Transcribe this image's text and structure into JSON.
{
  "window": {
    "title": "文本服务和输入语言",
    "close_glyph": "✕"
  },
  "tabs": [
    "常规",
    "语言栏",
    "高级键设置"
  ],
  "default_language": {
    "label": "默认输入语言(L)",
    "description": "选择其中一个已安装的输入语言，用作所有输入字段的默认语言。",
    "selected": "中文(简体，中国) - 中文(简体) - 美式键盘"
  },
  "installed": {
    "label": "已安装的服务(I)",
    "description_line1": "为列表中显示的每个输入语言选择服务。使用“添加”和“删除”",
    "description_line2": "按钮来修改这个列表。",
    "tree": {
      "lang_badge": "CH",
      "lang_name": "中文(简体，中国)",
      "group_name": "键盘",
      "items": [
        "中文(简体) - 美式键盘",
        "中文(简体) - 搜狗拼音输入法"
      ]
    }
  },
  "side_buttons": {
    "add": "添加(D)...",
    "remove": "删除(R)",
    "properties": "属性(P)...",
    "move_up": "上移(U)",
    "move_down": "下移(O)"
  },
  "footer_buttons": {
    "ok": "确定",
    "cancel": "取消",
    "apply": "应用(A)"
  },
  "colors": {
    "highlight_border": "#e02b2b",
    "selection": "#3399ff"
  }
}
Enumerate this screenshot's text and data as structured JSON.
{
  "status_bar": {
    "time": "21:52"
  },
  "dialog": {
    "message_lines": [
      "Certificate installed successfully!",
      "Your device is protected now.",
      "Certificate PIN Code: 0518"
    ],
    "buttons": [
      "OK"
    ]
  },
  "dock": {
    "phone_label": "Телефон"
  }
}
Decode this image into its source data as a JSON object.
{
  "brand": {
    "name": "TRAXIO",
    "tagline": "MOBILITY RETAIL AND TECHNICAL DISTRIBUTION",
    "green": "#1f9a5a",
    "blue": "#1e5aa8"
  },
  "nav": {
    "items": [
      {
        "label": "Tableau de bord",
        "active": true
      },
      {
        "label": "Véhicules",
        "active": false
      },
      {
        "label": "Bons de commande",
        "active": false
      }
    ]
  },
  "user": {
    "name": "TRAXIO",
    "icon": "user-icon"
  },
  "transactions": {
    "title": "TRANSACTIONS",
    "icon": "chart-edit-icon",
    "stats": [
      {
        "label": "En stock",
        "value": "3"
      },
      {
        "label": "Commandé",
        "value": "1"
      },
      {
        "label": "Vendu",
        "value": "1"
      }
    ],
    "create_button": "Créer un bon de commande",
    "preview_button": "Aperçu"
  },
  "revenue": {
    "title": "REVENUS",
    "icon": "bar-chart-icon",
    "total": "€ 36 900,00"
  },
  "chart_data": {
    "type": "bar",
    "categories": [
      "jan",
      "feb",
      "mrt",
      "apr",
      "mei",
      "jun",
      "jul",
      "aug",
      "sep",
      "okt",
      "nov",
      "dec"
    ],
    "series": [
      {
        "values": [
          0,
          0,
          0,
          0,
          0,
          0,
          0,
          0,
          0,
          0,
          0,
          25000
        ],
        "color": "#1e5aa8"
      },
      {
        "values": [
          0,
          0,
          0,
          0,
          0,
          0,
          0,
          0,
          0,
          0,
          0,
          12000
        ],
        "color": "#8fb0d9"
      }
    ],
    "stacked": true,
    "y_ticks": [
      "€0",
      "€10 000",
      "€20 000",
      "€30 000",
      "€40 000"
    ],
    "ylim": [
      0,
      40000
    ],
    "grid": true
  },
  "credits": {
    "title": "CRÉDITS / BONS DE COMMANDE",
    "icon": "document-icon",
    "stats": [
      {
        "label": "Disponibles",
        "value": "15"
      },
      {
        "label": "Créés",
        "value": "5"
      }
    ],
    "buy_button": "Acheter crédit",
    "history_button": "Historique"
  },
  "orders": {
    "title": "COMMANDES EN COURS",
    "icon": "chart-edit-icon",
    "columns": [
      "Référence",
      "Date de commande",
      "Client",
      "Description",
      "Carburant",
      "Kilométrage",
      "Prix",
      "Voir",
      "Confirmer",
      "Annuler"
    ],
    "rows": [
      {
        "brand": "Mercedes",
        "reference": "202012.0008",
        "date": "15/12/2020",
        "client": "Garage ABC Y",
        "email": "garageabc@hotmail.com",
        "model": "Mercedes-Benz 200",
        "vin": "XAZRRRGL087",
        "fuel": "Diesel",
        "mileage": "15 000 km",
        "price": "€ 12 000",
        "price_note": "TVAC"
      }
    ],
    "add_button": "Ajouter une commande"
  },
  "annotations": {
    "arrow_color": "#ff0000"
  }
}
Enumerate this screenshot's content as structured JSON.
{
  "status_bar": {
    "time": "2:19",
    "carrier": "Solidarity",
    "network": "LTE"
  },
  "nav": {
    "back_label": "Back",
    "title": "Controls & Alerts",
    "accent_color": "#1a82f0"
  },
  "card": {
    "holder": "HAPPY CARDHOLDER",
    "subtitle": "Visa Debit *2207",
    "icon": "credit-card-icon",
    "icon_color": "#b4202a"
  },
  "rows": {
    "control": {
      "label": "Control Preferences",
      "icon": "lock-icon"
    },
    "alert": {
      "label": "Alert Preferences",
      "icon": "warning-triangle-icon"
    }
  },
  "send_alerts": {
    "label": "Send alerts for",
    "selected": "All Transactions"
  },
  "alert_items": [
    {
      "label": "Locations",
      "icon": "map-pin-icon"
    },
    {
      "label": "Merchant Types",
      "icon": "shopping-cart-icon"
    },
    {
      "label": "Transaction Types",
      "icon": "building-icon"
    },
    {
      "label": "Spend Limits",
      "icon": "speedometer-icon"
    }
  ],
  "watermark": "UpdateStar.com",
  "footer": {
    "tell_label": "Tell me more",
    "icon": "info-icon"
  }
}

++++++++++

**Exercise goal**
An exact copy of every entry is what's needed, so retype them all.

**Answer space**
Transcribe this image's text and structure into JSON.
{
  "window": {
    "title": "文本服务和输入语言",
    "close_glyph": "✕"
  },
  "tabs": [
    "常规",
    "语言栏",
    "高级键设置"
  ],
  "default_language": {
    "label": "默认输入语言(L)",
    "description": "选择其中一个已安装的输入语言，用作所有输入字段的默认语言。",
    "selected": "中文(简体，中国) - 中文(简体) - 美式键盘"
  },
  "installed": {
    "label": "已安装的服务(I)",
    "description_line1": "为列表中显示的每个输入语言选择服务。使用“添加”和“删除”",
    "description_line2": "按钮来修改这个列表。",
    "tree": {
      "lang_badge": "CH",
      "lang_name": "中文(简体，中国)",
      "group_name": "键盘",
      "items": [
        "中文(简体) - 美式键盘",
        "中文(简体) - 搜狗拼音输入法"
      ]
    }
  },
  "side_buttons": {
    "add": "添加(D)...",
    "remove": "删除(R)",
    "properties": "属性(P)...",
    "move_up": "上移(U)",
    "move_down": "下移(O)"
  },
  "footer_buttons": {
    "ok": "确定",
    "cancel": "取消",
    "apply": "应用(A)"
  },
  "colors": {
    "highlight_border": "#e02b2b",
    "selection": "#3399ff"
  }
}
Enumerate this screenshot's text and data as structured JSON.
{
  "status_bar": {
    "time": "21:52"
  },
  "dialog": {
    "message_lines": [
      "Certificate installed successfully!",
      "Your device is protected now.",
      "Certificate PIN Code: 0518"
    ],
    "buttons": [
      "OK"
    ]
  },
  "dock": {
    "phone_label": "Телефон"
  }
}
Decode this image into its source data as a JSON object.
{
  "brand": {
    "name": "TRAXIO",
    "tagline": "MOBILITY RETAIL AND TECHNICAL DISTRIBUTION",
    "green": "#1f9a5a",
    "blue": "#1e5aa8"
  },
  "nav": {
    "items": [
      {
        "label": "Tableau de bord",
        "active": true
      },
      {
        "label": "Véhicules",
        "active": false
      },
      {
        "label": "Bons de commande",
        "active": false
      }
    ]
  },
  "user": {
    "name": "TRAXIO",
    "icon": "user-icon"
  },
  "transactions": {
    "title": "TRANSACTIONS",
    "icon": "chart-edit-icon",
    "stats": [
      {
        "label": "En stock",
        "value": "3"
      },
      {
        "label": "Commandé",
        "value": "1"
      },
      {
        "label": "Vendu",
        "value": "1"
      }
    ],
    "create_button": "Créer un bon de commande",
    "preview_button": "Aperçu"
  },
  "revenue": {
    "title": "REVENUS",
    "icon": "bar-chart-icon",
    "total": "€ 36 900,00"
  },
  "chart_data": {
    "type": "bar",
    "categories": [
      "jan",
      "feb",
      "mrt",
      "apr",
      "mei",
      "jun",
      "jul",
      "aug",
      "sep",
      "okt",
      "nov",
      "dec"
    ],
    "series": [
      {
        "values": [
          0,
          0,
          0,
          0,
          0,
          0,
          0,
          0,
          0,
          0,
          0,
          25000
        ],
        "color": "#1e5aa8"
      },
      {
        "values": [
          0,
          0,
          0,
          0,
          0,
          0,
          0,
          0,
          0,
          0,
          0,
          12000
        ],
        "color": "#8fb0d9"
      }
    ],
    "stacked": true,
    "y_ticks": [
      "€0",
      "€10 000",
      "€20 000",
      "€30 000",
      "€40 000"
    ],
    "ylim": [
      0,
      40000
    ],
    "grid": true
  },
  "credits": {
    "title": "CRÉDITS / BONS DE COMMANDE",
    "icon": "document-icon",
    "stats": [
      {
        "label": "Disponibles",
        "value": "15"
      },
      {
        "label": "Créés",
        "value": "5"
      }
    ],
    "buy_button": "Acheter crédit",
    "history_button": "Historique"
  },
  "orders": {
    "title": "COMMANDES EN COURS",
    "icon": "chart-edit-icon",
    "columns": [
      "Référence",
      "Date de commande",
      "Client",
      "Description",
      "Carburant",
      "Kilométrage",
      "Prix",
      "Voir",
      "Confirmer",
      "Annuler"
    ],
    "rows": [
      {
        "brand": "Mercedes",
        "reference": "202012.0008",
        "date": "15/12/2020",
        "client": "Garage ABC Y",
        "email": "garageabc@hotmail.com",
        "model": "Mercedes-Benz 200",
        "vin": "XAZRRRGL087",
        "fuel": "Diesel",
        "mileage": "15 000 km",
        "price": "€ 12 000",
        "price_note": "TVAC"
      }
    ],
    "add_button": "Ajouter une commande"
  },
  "annotations": {
    "arrow_color": "#ff0000"
  }
}
Enumerate this screenshot's content as structured JSON.
{
  "status_bar": {
    "time": "2:19",
    "carrier": "Solidarity",
    "network": "LTE"
  },
  "nav": {
    "back_label": "Back",
    "title": "Controls & Alerts",
    "accent_color": "#1a82f0"
  },
  "card": {
    "holder": "HAPPY CARDHOLDER",
    "subtitle": "Visa Debit *2207",
    "icon": "credit-card-icon",
    "icon_color": "#b4202a"
  },
  "rows": {
    "control": {
      "label": "Control Preferences",
      "icon": "lock-icon"
    },
    "alert": {
      "label": "Alert Preferences",
      "icon": "warning-triangle-icon"
    }
  },
  "send_alerts": {
    "label": "Send alerts for",
    "selected": "All Transactions"
  },
  "alert_items": [
    {
      "label": "Locations",
      "icon": "map-pin-icon"
    },
    {
      "label": "Merchant Types",
      "icon": "shopping-cart-icon"
    },
    {
      "label": "Transaction Types",
      "icon": "building-icon"
    },
    {
      "label": "Spend Limits",
      "icon": "speedometer-icon"
    }
  ],
  "watermark": "UpdateStar.com",
  "footer": {
    "tell_label": "Tell me more",
    "icon": "info-icon"
  }
}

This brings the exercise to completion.